### Problem requirements
From the records that follow, copy every line in which "Composite" appears.

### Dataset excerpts
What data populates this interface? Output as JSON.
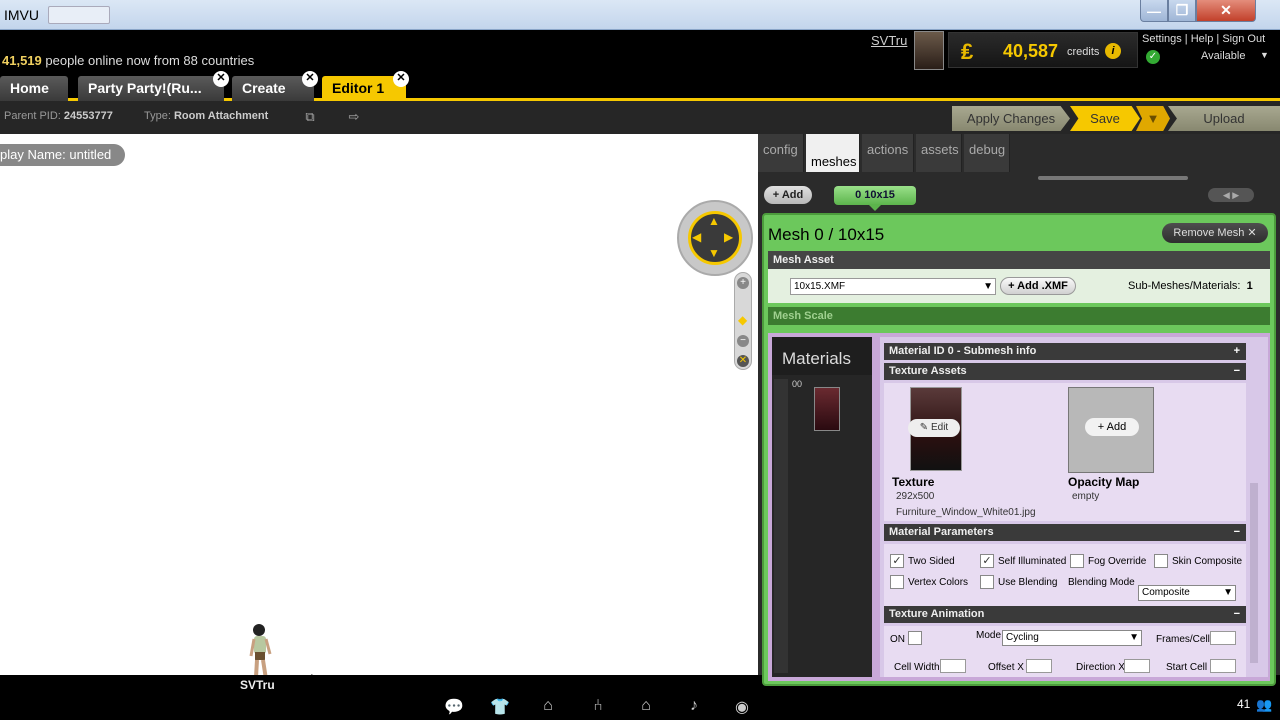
{
  "window": {
    "title": "IMVU",
    "min": "—",
    "max": "❐",
    "close": "✕"
  },
  "topbar": {
    "online_count": "41,519",
    "online_text": " people online now from 88 countries",
    "username": "SVTru",
    "credit_symbol": "₤",
    "credits": "40,587",
    "credits_label": "credits",
    "links": [
      "Settings",
      "Help",
      "Sign Out"
    ],
    "status": "Available"
  },
  "tabs": [
    {
      "label": "Home"
    },
    {
      "label": "Party Party!(Ru..."
    },
    {
      "label": "Create"
    },
    {
      "label": "Editor 1"
    }
  ],
  "toolbar": {
    "parent_pid_label": "Parent PID:",
    "parent_pid": "24553777",
    "type_label": "Type:",
    "type": "Room Attachment",
    "apply": "Apply Changes",
    "save": "Save",
    "upload": "Upload"
  },
  "viewport": {
    "display_name": "play Name: untitled"
  },
  "statusbar": {
    "name": "SVTru",
    "count": "41"
  },
  "panel": {
    "tabs": [
      "config",
      "meshes",
      "actions",
      "assets",
      "debug"
    ],
    "add": "Add",
    "mesh_tab": "0 10x15",
    "mesh_title": "Mesh 0 / 10x15",
    "remove_mesh": "Remove Mesh",
    "mesh_asset": "Mesh Asset",
    "xmf_value": "10x15.XMF",
    "add_xmf": "Add .XMF",
    "submeshes_label": "Sub-Meshes/Materials:",
    "submeshes_count": "1",
    "mesh_scale": "Mesh Scale",
    "materials_title": "Materials",
    "material_thumb_label": "00",
    "material_id": "Material ID 0 - Submesh info",
    "texture_assets": "Texture Assets",
    "edit": "Edit",
    "texture_label": "Texture",
    "texture_size": "292x500",
    "texture_file": "Furniture_Window_White01.jpg",
    "opacity_add": "Add",
    "opacity_label": "Opacity Map",
    "opacity_value": "empty",
    "material_params": "Material Parameters",
    "params": {
      "two_sided": "Two Sided",
      "self_illuminated": "Self Illuminated",
      "fog_override": "Fog Override",
      "skin_composite": "Skin Composite",
      "vertex_colors": "Vertex Colors",
      "use_blending": "Use Blending",
      "blending_mode": "Blending Mode",
      "blending_value": "Composite"
    },
    "texture_animation": "Texture Animation",
    "anim": {
      "on": "ON",
      "mode": "Mode",
      "mode_value": "Cycling",
      "frames_cell": "Frames/Cell",
      "cell_width": "Cell Width",
      "offset_x": "Offset X",
      "direction_x": "Direction X",
      "start_cell": "Start Cell"
    }
  },
  "colors": {
    "accent": "#f6c800",
    "mesh_green": "#6cc85c",
    "materials_purple": "#c8a8d8"
  }
}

### Response to this exercise
      "skin_composite": "Skin Composite",
      "blending_value": "Composite"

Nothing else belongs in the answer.